CPAP Therapy

sleeping with a cpapPlease do not assume Dental Sleep Medicine of Northern Kentucky rejects the use of the CPAP (continuous positive air pressure). It is considered the “gold standard” for treatment of obstructive sleep apnea (OSA). CPAP, when used as recommended by your physician or sleep therapist, will control obstructive sleep apnea 100% of the time.

Dental Sleep Medicine of Northen Kentucky strongly recommends that you do everything you can to utilize your CPAP unit as recommended. However, there are times in certain patients when, despite everyone's best efforts, you cannot tolerate the CPAP unit. In medical terms, we describe that as a problem with compliance.

Compliance simply means that a patient is following their doctor’s orders to keep their disease problem under control. In the case of sleep apnea, it means that the patient is using the CPAP machine every night for the recommended number of hours as recommended life-long.

CPAP Compliance

Multiple research articles have shown that CPAP compliance can be as low as 50% because of the discomfort of the mask, the inconvenience of the tubing and the necessity to find electrical outlets especially while travelling. Studies have indicated that as many as 25% to 54% of patients will discontinue their use of CPAP.

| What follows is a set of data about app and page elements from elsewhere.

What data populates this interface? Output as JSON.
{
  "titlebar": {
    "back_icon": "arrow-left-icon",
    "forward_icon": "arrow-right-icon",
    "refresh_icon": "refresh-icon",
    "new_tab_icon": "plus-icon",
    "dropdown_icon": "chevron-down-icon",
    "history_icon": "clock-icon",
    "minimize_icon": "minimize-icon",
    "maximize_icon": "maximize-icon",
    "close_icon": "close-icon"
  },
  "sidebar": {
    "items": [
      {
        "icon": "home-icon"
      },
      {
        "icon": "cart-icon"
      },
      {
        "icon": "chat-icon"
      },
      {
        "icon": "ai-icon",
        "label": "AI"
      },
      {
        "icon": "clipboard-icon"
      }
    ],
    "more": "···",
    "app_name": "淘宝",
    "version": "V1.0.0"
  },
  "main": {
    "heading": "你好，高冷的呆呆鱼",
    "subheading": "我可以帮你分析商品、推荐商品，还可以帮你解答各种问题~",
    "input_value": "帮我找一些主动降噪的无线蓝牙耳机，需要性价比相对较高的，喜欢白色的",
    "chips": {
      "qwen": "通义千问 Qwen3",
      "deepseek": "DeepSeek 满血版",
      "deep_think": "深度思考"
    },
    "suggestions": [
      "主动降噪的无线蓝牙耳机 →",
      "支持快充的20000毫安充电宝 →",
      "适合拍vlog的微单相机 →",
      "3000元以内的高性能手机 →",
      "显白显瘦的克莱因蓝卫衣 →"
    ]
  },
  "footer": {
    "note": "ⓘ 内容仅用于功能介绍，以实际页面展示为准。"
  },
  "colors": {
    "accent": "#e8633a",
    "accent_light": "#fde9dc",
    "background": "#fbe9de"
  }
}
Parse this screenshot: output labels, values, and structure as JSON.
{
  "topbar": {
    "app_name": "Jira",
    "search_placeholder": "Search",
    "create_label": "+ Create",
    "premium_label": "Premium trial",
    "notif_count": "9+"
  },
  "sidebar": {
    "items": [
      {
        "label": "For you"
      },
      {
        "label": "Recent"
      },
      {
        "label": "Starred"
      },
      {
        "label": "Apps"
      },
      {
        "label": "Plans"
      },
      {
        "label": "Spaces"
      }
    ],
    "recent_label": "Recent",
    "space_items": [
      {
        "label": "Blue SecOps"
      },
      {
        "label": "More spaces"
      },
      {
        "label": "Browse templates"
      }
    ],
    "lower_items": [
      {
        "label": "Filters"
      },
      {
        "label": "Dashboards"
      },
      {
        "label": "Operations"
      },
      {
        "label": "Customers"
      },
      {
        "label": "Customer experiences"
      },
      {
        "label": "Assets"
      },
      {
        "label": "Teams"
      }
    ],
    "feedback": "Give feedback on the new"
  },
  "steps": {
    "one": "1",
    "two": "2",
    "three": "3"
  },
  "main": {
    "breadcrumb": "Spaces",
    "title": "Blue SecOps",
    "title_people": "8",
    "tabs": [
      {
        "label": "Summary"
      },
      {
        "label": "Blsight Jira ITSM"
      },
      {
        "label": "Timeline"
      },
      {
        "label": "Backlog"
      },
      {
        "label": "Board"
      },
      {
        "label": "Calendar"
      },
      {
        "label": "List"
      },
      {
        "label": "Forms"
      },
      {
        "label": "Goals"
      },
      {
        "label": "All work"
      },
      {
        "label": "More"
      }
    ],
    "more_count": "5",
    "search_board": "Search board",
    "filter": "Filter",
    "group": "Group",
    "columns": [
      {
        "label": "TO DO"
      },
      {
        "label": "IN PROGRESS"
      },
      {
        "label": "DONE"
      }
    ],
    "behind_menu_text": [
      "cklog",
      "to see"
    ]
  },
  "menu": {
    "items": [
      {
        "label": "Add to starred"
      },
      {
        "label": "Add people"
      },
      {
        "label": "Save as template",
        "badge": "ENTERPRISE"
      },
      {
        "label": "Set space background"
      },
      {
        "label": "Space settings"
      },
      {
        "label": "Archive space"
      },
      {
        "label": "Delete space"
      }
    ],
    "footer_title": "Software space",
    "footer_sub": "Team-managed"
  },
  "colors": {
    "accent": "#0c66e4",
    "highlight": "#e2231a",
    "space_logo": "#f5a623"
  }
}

Treatments only work when used properly. Obstructive sleep apnea sufferers who do not wear their CPAP machines increase their risk of heart failure, high blood pressure and stroke and are drowsy during the day and fall asleep while driving. OSA sufferers who stop wearing CPAP often snore, gasp and choke loudly disturbing their bed partners placing a strain on relationships and marriages. There are ways to improve CPAP comfort and, if a CPAP has been recommended, they should be attempted before switching to an oral appliance. But if you are still uncomfortable and cannot tolerate CPAP, oral appliances are an approved, effective alternative.

Many of the common problems that people experience with CPAP are related to CPAP mask problems:

  • The mask is uncomfortable
  • The mask is taken off at night without knowing it
  • The mask is taken off at night to use the bathroom and it’s too much bother to put it back on
  • The mask irritates the skin and the nose
  • Air in the stomach or sinuses
  • The mask leaks air
  • The pressure of the CPAP is bothersome
  • The CPAP machine is too noisy to allow sleep
  • The tubing gets in the way
  • You just can’t get used to the mask
  • The mask gives you a feeling of claustrophobia
  • Your nose can be stuffy because of a cold or allergies
  • The air is too hot, too cold or too dry

Whatever the reason, some people just cannot tolerate CPAP.